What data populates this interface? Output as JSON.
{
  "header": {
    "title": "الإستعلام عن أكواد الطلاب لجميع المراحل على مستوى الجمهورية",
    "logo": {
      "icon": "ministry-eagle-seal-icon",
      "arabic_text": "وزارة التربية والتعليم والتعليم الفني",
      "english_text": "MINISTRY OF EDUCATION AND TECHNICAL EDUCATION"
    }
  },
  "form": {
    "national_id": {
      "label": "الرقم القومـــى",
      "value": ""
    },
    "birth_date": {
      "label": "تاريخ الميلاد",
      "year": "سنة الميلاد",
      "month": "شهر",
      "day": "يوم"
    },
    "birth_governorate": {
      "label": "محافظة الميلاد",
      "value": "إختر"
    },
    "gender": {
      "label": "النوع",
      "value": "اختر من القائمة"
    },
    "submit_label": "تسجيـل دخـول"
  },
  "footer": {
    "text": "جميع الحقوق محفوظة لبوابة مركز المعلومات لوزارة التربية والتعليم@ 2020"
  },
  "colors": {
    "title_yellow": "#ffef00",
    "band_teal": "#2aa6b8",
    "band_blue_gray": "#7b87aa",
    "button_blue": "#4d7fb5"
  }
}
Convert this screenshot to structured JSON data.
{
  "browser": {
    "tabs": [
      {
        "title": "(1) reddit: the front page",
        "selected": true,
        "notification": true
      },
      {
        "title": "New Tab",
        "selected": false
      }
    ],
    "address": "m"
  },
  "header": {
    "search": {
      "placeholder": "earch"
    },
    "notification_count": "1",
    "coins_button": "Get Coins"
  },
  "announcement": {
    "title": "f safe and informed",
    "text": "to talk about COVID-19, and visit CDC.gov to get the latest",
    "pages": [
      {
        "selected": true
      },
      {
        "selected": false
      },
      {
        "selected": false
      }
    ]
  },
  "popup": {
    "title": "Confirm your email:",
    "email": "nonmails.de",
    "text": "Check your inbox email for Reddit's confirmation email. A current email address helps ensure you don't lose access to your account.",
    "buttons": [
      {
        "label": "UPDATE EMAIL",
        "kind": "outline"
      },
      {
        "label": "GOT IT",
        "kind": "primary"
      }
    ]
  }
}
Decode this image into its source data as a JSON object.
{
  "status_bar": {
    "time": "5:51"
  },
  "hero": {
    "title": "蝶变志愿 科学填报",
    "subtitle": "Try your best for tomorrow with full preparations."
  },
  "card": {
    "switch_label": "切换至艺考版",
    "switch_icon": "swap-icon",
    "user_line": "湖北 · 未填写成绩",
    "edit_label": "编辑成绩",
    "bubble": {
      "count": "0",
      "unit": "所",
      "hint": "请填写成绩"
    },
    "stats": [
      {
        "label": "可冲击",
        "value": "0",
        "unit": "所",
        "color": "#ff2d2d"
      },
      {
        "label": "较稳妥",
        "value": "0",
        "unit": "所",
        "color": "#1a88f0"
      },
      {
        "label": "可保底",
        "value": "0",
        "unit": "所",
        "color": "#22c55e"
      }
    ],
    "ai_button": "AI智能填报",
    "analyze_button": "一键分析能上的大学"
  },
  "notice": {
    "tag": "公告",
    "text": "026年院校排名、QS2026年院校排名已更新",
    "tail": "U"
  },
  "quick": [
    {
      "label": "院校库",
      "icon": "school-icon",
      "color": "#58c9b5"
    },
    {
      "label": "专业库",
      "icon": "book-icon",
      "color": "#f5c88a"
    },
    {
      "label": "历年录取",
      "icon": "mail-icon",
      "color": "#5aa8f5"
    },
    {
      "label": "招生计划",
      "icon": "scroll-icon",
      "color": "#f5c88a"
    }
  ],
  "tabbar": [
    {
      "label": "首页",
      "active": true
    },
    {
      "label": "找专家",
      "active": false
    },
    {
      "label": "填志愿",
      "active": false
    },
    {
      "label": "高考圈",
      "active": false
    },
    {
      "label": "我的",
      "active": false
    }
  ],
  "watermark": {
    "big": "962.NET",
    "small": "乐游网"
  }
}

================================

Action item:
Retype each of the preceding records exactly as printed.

The completed task:
What data populates this interface? Output as JSON.
{
  "header": {
    "title": "الإستعلام عن أكواد الطلاب لجميع المراحل على مستوى الجمهورية",
    "logo": {
      "icon": "ministry-eagle-seal-icon",
      "arabic_text": "وزارة التربية والتعليم والتعليم الفني",
      "english_text": "MINISTRY OF EDUCATION AND TECHNICAL EDUCATION"
    }
  },
  "form": {
    "national_id": {
      "label": "الرقم القومـــى",
      "value": ""
    },
    "birth_date": {
      "label": "تاريخ الميلاد",
      "year": "سنة الميلاد",
      "month": "شهر",
      "day": "يوم"
    },
    "birth_governorate": {
      "label": "محافظة الميلاد",
      "value": "إختر"
    },
    "gender": {
      "label": "النوع",
      "value": "اختر من القائمة"
    },
    "submit_label": "تسجيـل دخـول"
  },
  "footer": {
    "text": "جميع الحقوق محفوظة لبوابة مركز المعلومات لوزارة التربية والتعليم@ 2020"
  },
  "colors": {
    "title_yellow": "#ffef00",
    "band_teal": "#2aa6b8",
    "band_blue_gray": "#7b87aa",
    "button_blue": "#4d7fb5"
  }
}
Convert this screenshot to structured JSON data.
{
  "browser": {
    "tabs": [
      {
        "title": "(1) reddit: the front page",
        "selected": true,
        "notification": true
      },
      {
        "title": "New Tab",
        "selected": false
      }
    ],
    "address": "m"
  },
  "header": {
    "search": {
      "placeholder": "earch"
    },
    "notification_count": "1",
    "coins_button": "Get Coins"
  },
  "announcement": {
    "title": "f safe and informed",
    "text": "to talk about COVID-19, and visit CDC.gov to get the latest",
    "pages": [
      {
        "selected": true
      },
      {
        "selected": false
      },
      {
        "selected": false
      }
    ]
  },
  "popup": {
    "title": "Confirm your email:",
    "email": "nonmails.de",
    "text": "Check your inbox email for Reddit's confirmation email. A current email address helps ensure you don't lose access to your account.",
    "buttons": [
      {
        "label": "UPDATE EMAIL",
        "kind": "outline"
      },
      {
        "label": "GOT IT",
        "kind": "primary"
      }
    ]
  }
}
Decode this image into its source data as a JSON object.
{
  "status_bar": {
    "time": "5:51"
  },
  "hero": {
    "title": "蝶变志愿 科学填报",
    "subtitle": "Try your best for tomorrow with full preparations."
  },
  "card": {
    "switch_label": "切换至艺考版",
    "switch_icon": "swap-icon",
    "user_line": "湖北 · 未填写成绩",
    "edit_label": "编辑成绩",
    "bubble": {
      "count": "0",
      "unit": "所",
      "hint": "请填写成绩"
    },
    "stats": [
      {
        "label": "可冲击",
        "value": "0",
        "unit": "所",
        "color": "#ff2d2d"
      },
      {
        "label": "较稳妥",
        "value": "0",
        "unit": "所",
        "color": "#1a88f0"
      },
      {
        "label": "可保底",
        "value": "0",
        "unit": "所",
        "color": "#22c55e"
      }
    ],
    "ai_button": "AI智能填报",
    "analyze_button": "一键分析能上的大学"
  },
  "notice": {
    "tag": "公告",
    "text": "026年院校排名、QS2026年院校排名已更新",
    "tail": "U"
  },
  "quick": [
    {
      "label": "院校库",
      "icon": "school-icon",
      "color": "#58c9b5"
    },
    {
      "label": "专业库",
      "icon": "book-icon",
      "color": "#f5c88a"
    },
    {
      "label": "历年录取",
      "icon": "mail-icon",
      "color": "#5aa8f5"
    },
    {
      "label": "招生计划",
      "icon": "scroll-icon",
      "color": "#f5c88a"
    }
  ],
  "tabbar": [
    {
      "label": "首页",
      "active": true
    },
    {
      "label": "找专家",
      "active": false
    },
    {
      "label": "填志愿",
      "active": false
    },
    {
      "label": "高考圈",
      "active": false
    },
    {
      "label": "我的",
      "active": false
    }
  ],
  "watermark": {
    "big": "962.NET",
    "small": "乐游网"
  }
}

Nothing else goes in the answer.